Pictures aside, repeat every entry exactly.

[Recorded data]
++++++++
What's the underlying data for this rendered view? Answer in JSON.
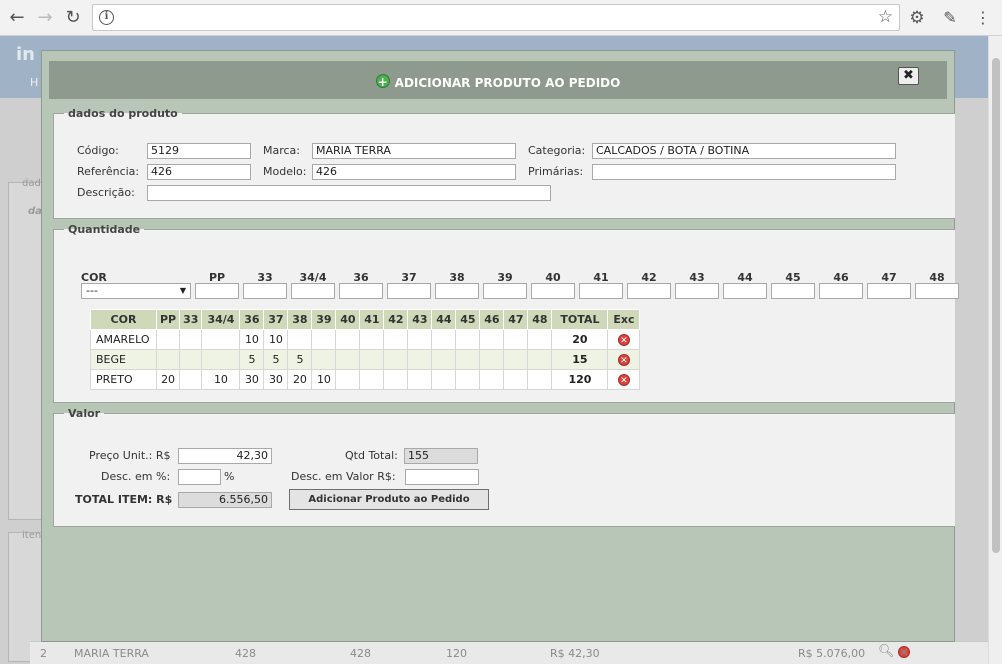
{
  "browser": {
    "info_icon": "info-icon",
    "url": ""
  },
  "background": {
    "logo": "in",
    "menu_label": "H",
    "panel_label": "dad",
    "panel_label2": "da",
    "panel_label3": "iten",
    "row": {
      "num": "2",
      "brand": "MARIA TERRA",
      "ref": "428",
      "model": "428",
      "qty": "120",
      "price": "R$ 42,30",
      "total": "R$ 5.076,00"
    }
  },
  "modal": {
    "title": "ADICIONAR PRODUTO AO PEDIDO",
    "close": "✖",
    "produto": {
      "legend": "dados do produto",
      "codigo_label": "Código:",
      "codigo": "5129",
      "marca_label": "Marca:",
      "marca": "MARIA TERRA",
      "categoria_label": "Categoria:",
      "categoria": "CALCADOS / BOTA / BOTINA",
      "referencia_label": "Referência:",
      "referencia": "426",
      "modelo_label": "Modelo:",
      "modelo": "426",
      "primarias_label": "Primárias:",
      "primarias": "",
      "descricao_label": "Descrição:",
      "descricao": ""
    },
    "quantidade": {
      "legend": "Quantidade",
      "cor_label": "COR",
      "cor_value": "---",
      "sizes": [
        "PP",
        "33",
        "34/4",
        "36",
        "37",
        "38",
        "39",
        "40",
        "41",
        "42",
        "43",
        "44",
        "45",
        "46",
        "47",
        "48"
      ],
      "table_headers": [
        "COR",
        "PP",
        "33",
        "34/4",
        "36",
        "37",
        "38",
        "39",
        "40",
        "41",
        "42",
        "43",
        "44",
        "45",
        "46",
        "47",
        "48",
        "TOTAL",
        "Exc"
      ],
      "rows": [
        {
          "cor": "AMARELO",
          "cells": [
            "",
            "",
            "",
            "10",
            "10",
            "",
            "",
            "",
            "",
            "",
            "",
            "",
            "",
            "",
            "",
            ""
          ],
          "total": "20"
        },
        {
          "cor": "BEGE",
          "cells": [
            "",
            "",
            "",
            "5",
            "5",
            "5",
            "",
            "",
            "",
            "",
            "",
            "",
            "",
            "",
            "",
            ""
          ],
          "total": "15"
        },
        {
          "cor": "PRETO",
          "cells": [
            "20",
            "",
            "10",
            "30",
            "30",
            "20",
            "10",
            "",
            "",
            "",
            "",
            "",
            "",
            "",
            "",
            ""
          ],
          "total": "120"
        }
      ]
    },
    "valor": {
      "legend": "Valor",
      "preco_label": "Preço Unit.: R$",
      "preco": "42,30",
      "qtd_total_label": "Qtd Total:",
      "qtd_total": "155",
      "desc_pct_label": "Desc. em %:",
      "desc_pct": "",
      "pct_sign": "%",
      "desc_valor_label": "Desc. em Valor R$:",
      "desc_valor": "",
      "total_label": "TOTAL ITEM: R$",
      "total": "6.556,50",
      "add_button": "Adicionar Produto ao Pedido"
    }
  }
}
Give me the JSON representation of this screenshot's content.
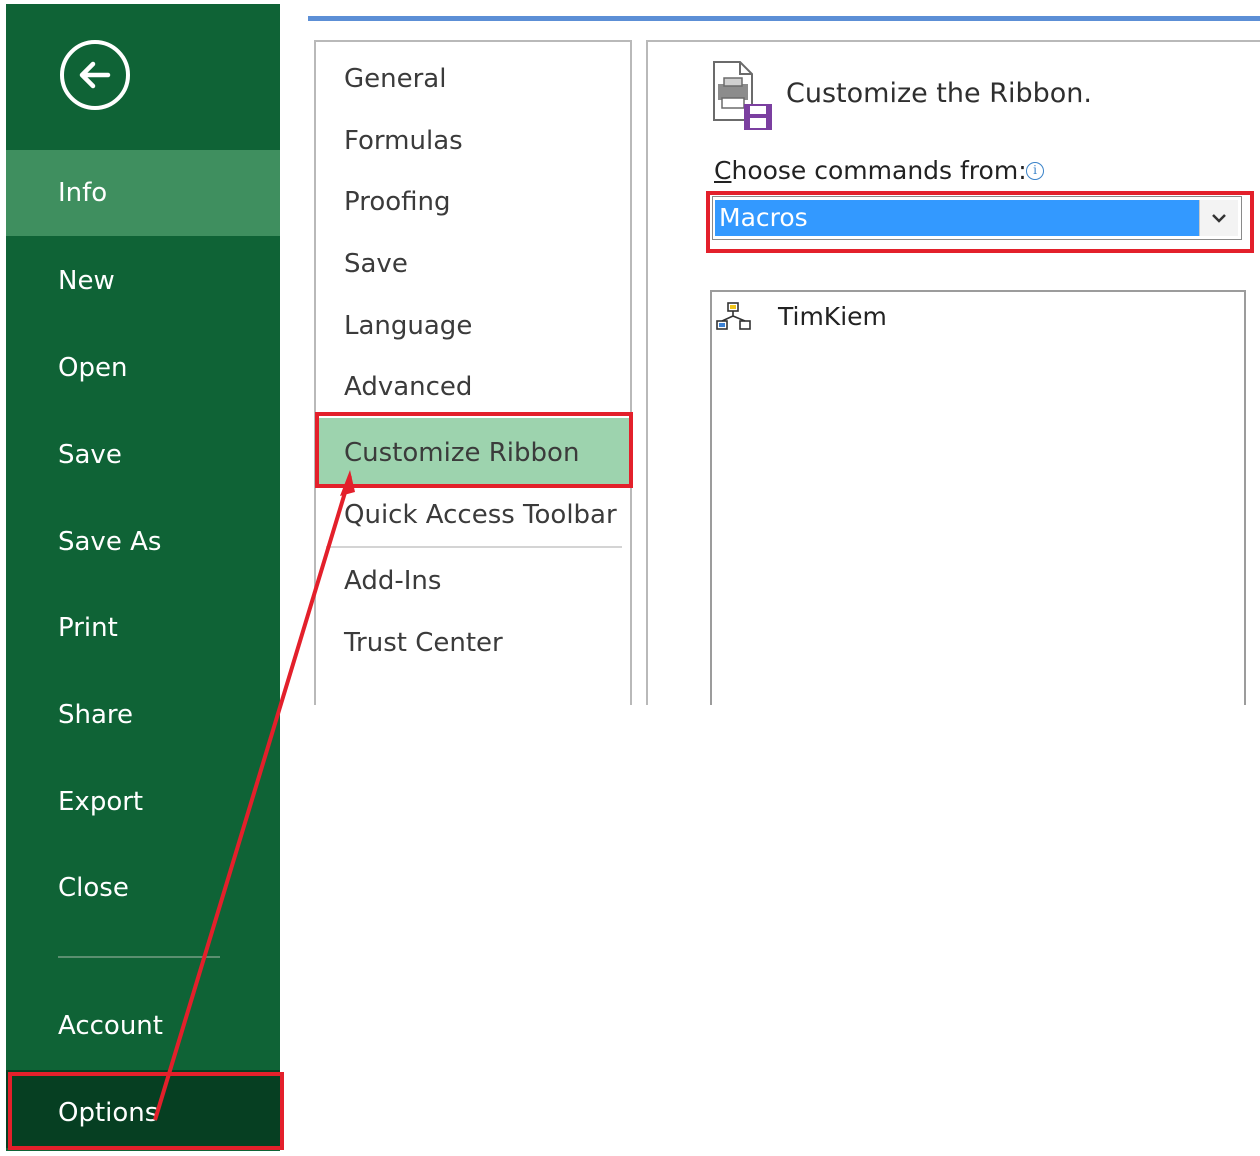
{
  "backstage": {
    "nav_items": [
      {
        "label": "Info"
      },
      {
        "label": "New"
      },
      {
        "label": "Open"
      },
      {
        "label": "Save"
      },
      {
        "label": "Save As"
      },
      {
        "label": "Print"
      },
      {
        "label": "Share"
      },
      {
        "label": "Export"
      },
      {
        "label": "Close"
      },
      {
        "label": "Account"
      },
      {
        "label": "Options"
      }
    ],
    "active_item": "Info",
    "background_color": "#0f6336"
  },
  "options_dialog": {
    "categories": [
      {
        "label": "General"
      },
      {
        "label": "Formulas"
      },
      {
        "label": "Proofing"
      },
      {
        "label": "Save"
      },
      {
        "label": "Language"
      },
      {
        "label": "Advanced"
      },
      {
        "label": "Customize Ribbon"
      },
      {
        "label": "Quick Access Toolbar"
      },
      {
        "label": "Add-Ins"
      },
      {
        "label": "Trust Center"
      }
    ],
    "selected_category": "Customize Ribbon",
    "panel": {
      "title": "Customize the Ribbon.",
      "choose_label_first": "C",
      "choose_label_rest": "hoose commands from:",
      "info_glyph": "i",
      "dropdown_value": "Macros",
      "commands": [
        {
          "label": "TimKiem",
          "icon": "macro-icon"
        }
      ]
    }
  },
  "annotations": {
    "highlight_color": "#e3202b",
    "highlighted": [
      "Options",
      "Customize Ribbon",
      "Macros"
    ]
  }
}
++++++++
▸ **Answer**
What's the underlying data for this rendered view? Answer in JSON.
{
  "browser": {
    "info_icon": "info-icon",
    "url": ""
  },
  "background": {
    "logo": "in",
    "menu_label": "H",
    "panel_label": "dad",
    "panel_label2": "da",
    "panel_label3": "iten",
    "row": {
      "num": "2",
      "brand": "MARIA TERRA",
      "ref": "428",
      "model": "428",
      "qty": "120",
      "price": "R$ 42,30",
      "total": "R$ 5.076,00"
    }
  },
  "modal": {
    "title": "ADICIONAR PRODUTO AO PEDIDO",
    "close": "✖",
    "produto": {
      "legend": "dados do produto",
      "codigo_label": "Código:",
      "codigo": "5129",
      "marca_label": "Marca:",
      "marca": "MARIA TERRA",
      "categoria_label": "Categoria:",
      "categoria": "CALCADOS / BOTA / BOTINA",
      "referencia_label": "Referência:",
      "referencia": "426",
      "modelo_label": "Modelo:",
      "modelo": "426",
      "primarias_label": "Primárias:",
      "primarias": "",
      "descricao_label": "Descrição:",
      "descricao": ""
    },
    "quantidade": {
      "legend": "Quantidade",
      "cor_label": "COR",
      "cor_value": "---",
      "sizes": [
        "PP",
        "33",
        "34/4",
        "36",
        "37",
        "38",
        "39",
        "40",
        "41",
        "42",
        "43",
        "44",
        "45",
        "46",
        "47",
        "48"
      ],
      "table_headers": [
        "COR",
        "PP",
        "33",
        "34/4",
        "36",
        "37",
        "38",
        "39",
        "40",
        "41",
        "42",
        "43",
        "44",
        "45",
        "46",
        "47",
        "48",
        "TOTAL",
        "Exc"
      ],
      "rows": [
        {
          "cor": "AMARELO",
          "cells": [
            "",
            "",
            "",
            "10",
            "10",
            "",
            "",
            "",
            "",
            "",
            "",
            "",
            "",
            "",
            "",
            ""
          ],
          "total": "20"
        },
        {
          "cor": "BEGE",
          "cells": [
            "",
            "",
            "",
            "5",
            "5",
            "5",
            "",
            "",
            "",
            "",
            "",
            "",
            "",
            "",
            "",
            ""
          ],
          "total": "15"
        },
        {
          "cor": "PRETO",
          "cells": [
            "20",
            "",
            "10",
            "30",
            "30",
            "20",
            "10",
            "",
            "",
            "",
            "",
            "",
            "",
            "",
            "",
            ""
          ],
          "total": "120"
        }
      ]
    },
    "valor": {
      "legend": "Valor",
      "preco_label": "Preço Unit.: R$",
      "preco": "42,30",
      "qtd_total_label": "Qtd Total:",
      "qtd_total": "155",
      "desc_pct_label": "Desc. em %:",
      "desc_pct": "",
      "pct_sign": "%",
      "desc_valor_label": "Desc. em Valor R$:",
      "desc_valor": "",
      "total_label": "TOTAL ITEM: R$",
      "total": "6.556,50",
      "add_button": "Adicionar Produto ao Pedido"
    }
  }
}
Give me the JSON representation of this screenshot's content.
{
  "backstage": {
    "nav_items": [
      {
        "label": "Info"
      },
      {
        "label": "New"
      },
      {
        "label": "Open"
      },
      {
        "label": "Save"
      },
      {
        "label": "Save As"
      },
      {
        "label": "Print"
      },
      {
        "label": "Share"
      },
      {
        "label": "Export"
      },
      {
        "label": "Close"
      },
      {
        "label": "Account"
      },
      {
        "label": "Options"
      }
    ],
    "active_item": "Info",
    "background_color": "#0f6336"
  },
  "options_dialog": {
    "categories": [
      {
        "label": "General"
      },
      {
        "label": "Formulas"
      },
      {
        "label": "Proofing"
      },
      {
        "label": "Save"
      },
      {
        "label": "Language"
      },
      {
        "label": "Advanced"
      },
      {
        "label": "Customize Ribbon"
      },
      {
        "label": "Quick Access Toolbar"
      },
      {
        "label": "Add-Ins"
      },
      {
        "label": "Trust Center"
      }
    ],
    "selected_category": "Customize Ribbon",
    "panel": {
      "title": "Customize the Ribbon.",
      "choose_label_first": "C",
      "choose_label_rest": "hoose commands from:",
      "info_glyph": "i",
      "dropdown_value": "Macros",
      "commands": [
        {
          "label": "TimKiem",
          "icon": "macro-icon"
        }
      ]
    }
  },
  "annotations": {
    "highlight_color": "#e3202b",
    "highlighted": [
      "Options",
      "Customize Ribbon",
      "Macros"
    ]
  }
}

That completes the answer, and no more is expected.